Bermuda sod has fewer seed heads

Sod has better color & texture

Bermuda sod has better color & texture


Sod offers instant curb appeal

Bermudas offer high tolerance to foot traffic

Bermudas offer high tolerance to foot traffic

Sun or Shade? ☀️⛅️

Mostly sun, but it depends on the variety

Bermudagrasses naturally grow in full sun ecosystems, thus they thrive in full sun yards. To put a timer on it, most need 8+ hours of full sun or they will thin out and you'll see bare dirt. However, TifTuf has proven an exception because it has some shade tolerance, as long as it gets at least 5 to 6 hours of full sun. We have articles to help you determine if your yard is too shady for grass and we offer tips on how to make it a little more sunny, if necessary.

Bermuda is a Warm-Season Grass

The term "warm season" means it's green during the warm growing season; going dormant after frost. Even though it's dormant during winter, it can still be walked and played on.

Available only as sod, TifTuf and Tifway can be installed all year long, even during the winter when they are dormant. As hybrid Bermudagrasses, they are not available to grow from seed.
Bermuda is a Warm-Season Grass

TifTuf is superior to all other lawns for drought tolerance

Bermudas naturally survive drought by going dormant, however TifTuf has deeper roots and sails through droughts without going dormant

TifTuf maintains turf quality under drought stress; it does not go drought-dormant like other warm season lawns.
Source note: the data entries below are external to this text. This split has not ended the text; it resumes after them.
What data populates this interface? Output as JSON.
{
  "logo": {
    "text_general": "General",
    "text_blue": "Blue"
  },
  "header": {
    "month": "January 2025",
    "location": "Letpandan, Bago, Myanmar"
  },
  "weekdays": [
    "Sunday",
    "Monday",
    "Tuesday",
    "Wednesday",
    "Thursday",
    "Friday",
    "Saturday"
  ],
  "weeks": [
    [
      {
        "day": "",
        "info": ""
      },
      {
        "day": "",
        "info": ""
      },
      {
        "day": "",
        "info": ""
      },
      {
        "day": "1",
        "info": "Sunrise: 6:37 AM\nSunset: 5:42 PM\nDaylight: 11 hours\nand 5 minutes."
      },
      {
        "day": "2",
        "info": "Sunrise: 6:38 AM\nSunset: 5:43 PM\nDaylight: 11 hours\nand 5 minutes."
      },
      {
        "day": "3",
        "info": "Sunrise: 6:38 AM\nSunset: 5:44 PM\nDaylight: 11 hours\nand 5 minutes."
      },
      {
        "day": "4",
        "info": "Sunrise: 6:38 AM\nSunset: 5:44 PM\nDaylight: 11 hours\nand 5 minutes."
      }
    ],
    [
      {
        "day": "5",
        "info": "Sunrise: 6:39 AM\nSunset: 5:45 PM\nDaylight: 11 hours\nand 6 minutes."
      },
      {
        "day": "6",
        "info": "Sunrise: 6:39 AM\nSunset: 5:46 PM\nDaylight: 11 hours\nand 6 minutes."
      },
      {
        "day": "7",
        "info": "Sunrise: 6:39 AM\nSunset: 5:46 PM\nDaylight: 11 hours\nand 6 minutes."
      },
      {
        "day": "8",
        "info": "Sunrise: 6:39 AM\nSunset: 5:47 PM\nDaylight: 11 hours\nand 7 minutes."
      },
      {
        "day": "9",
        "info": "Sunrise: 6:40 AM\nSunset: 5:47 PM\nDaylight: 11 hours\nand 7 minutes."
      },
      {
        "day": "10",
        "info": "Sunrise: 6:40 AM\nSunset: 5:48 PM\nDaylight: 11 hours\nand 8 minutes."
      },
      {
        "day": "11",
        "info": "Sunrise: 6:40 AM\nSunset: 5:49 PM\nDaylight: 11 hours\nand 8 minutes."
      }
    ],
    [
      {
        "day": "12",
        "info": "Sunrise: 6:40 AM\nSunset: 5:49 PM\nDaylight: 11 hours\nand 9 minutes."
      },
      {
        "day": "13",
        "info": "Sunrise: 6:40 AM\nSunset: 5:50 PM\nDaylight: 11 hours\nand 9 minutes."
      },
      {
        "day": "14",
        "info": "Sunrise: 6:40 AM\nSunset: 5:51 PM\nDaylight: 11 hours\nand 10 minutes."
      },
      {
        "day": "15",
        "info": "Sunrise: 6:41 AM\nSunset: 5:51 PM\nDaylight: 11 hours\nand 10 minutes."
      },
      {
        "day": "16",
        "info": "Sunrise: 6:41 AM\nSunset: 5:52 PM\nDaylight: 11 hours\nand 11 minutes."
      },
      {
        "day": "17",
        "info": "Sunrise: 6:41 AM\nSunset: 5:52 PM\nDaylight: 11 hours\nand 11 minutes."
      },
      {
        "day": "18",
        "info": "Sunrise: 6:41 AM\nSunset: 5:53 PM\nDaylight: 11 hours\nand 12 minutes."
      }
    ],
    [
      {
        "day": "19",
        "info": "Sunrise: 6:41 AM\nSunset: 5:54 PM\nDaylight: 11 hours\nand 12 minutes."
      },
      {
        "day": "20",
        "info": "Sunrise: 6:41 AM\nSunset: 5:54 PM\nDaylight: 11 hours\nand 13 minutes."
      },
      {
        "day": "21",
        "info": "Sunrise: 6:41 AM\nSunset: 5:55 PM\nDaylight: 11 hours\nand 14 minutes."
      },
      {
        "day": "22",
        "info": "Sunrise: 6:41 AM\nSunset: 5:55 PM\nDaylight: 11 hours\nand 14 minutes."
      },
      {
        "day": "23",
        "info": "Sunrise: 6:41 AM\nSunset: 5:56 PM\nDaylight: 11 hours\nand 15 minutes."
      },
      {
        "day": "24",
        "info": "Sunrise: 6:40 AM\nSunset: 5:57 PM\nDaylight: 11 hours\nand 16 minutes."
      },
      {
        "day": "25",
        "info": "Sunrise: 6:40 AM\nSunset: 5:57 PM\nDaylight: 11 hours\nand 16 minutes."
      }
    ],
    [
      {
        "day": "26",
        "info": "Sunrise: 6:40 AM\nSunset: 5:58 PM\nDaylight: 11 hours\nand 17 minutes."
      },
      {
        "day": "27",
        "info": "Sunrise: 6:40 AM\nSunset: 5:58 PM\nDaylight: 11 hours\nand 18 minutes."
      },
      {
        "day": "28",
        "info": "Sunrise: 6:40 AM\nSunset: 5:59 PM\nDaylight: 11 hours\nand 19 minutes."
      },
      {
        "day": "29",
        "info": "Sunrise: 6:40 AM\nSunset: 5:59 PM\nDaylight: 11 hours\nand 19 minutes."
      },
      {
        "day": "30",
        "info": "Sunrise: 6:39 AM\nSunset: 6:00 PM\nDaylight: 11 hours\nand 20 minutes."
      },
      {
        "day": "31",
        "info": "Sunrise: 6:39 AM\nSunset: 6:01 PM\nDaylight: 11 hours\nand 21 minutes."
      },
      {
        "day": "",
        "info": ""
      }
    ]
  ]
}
Rather, it holds acceptable green color, even during the tough droughts we endure here in the Deep South.

Pictured: Tifway (left) and TifTuf (right) during prolonged drought showing a clear line of drought dormancy and beautiful green.

TifTuf is superior to all other lawns for drought tolerance

Other Bermuda Sod Assets

  • Fine-textured & bright green
  • Fast establishment - instant curb appeal
  • Fast growth and fast recovery from high foot traffic
  • Fast growth both vertically (height) and laterally via spreaders
  • The spreaders, also called stolons, are a self-healing asset - they spread to fill in bare spots due to wear and tear
  • As such, Bermudagrass is a great choice for lawns and sports turf where people like to play, exercise, and recreate
  • Tolerates extreme heat
Other Bermuda Sod Assets

Where to Use Bermudagrass

Due to its drought tolerance, TifTuf Bermuda grass is replacing Tifway (419) as the new standard turfgrass in residential and commercial landscapes as well as use in other high traffic areas like parks & sports fields. High impact activities such as football, soccer, baseball and golf are no problem for TifTuf because it withstands wear and tear from traffic better than any other Bermuda. Its rapid establishment, robust spreaders that repair damage, and unmatched drought tolerance make it an easy choice for any landscape. TifTuf can be used just about everywhere within its growing range, as long as it gets 5-6 hours of direct sunlight every day.
  • Residential lawns & commercial landscapes
  • Large industrial or municipality complexes
  • Public & private parks
  • Medians & roadsides
  • Sports turf from golf to equestrian sports to football, soccer, rugby & baseball
  • Around pools
  • TifTuf is one full zone hardier than other Bermudagrasses - range is Zone 6b to 11a on the 2012 USDA Plant Hardiness Zone Map or Zones 1-3 on the Turfgrass Hardiness Map

Why choose Bermuda sod instead of seed?

Various strains of Bermudagrass were imported from Africa 100's of years ago. Since the 1960's, improved strains were bred to be prettier and tougher. These improved hybrids are superior to the seeded types and can only be purchased and planted as sod. Hybrid Bermuda sod is superior to the seeded types in these aspects:

  • Bermuda sod types have a thinner leaf blade, thus a fine texture
  • Sod types have a better green color and are more aesthetically pleasing
  • Sodded types grow denser than those available from seed
  • Bermuda sod has fewer seed heads than seeded types
Why choose Bermuda sod instead of seed?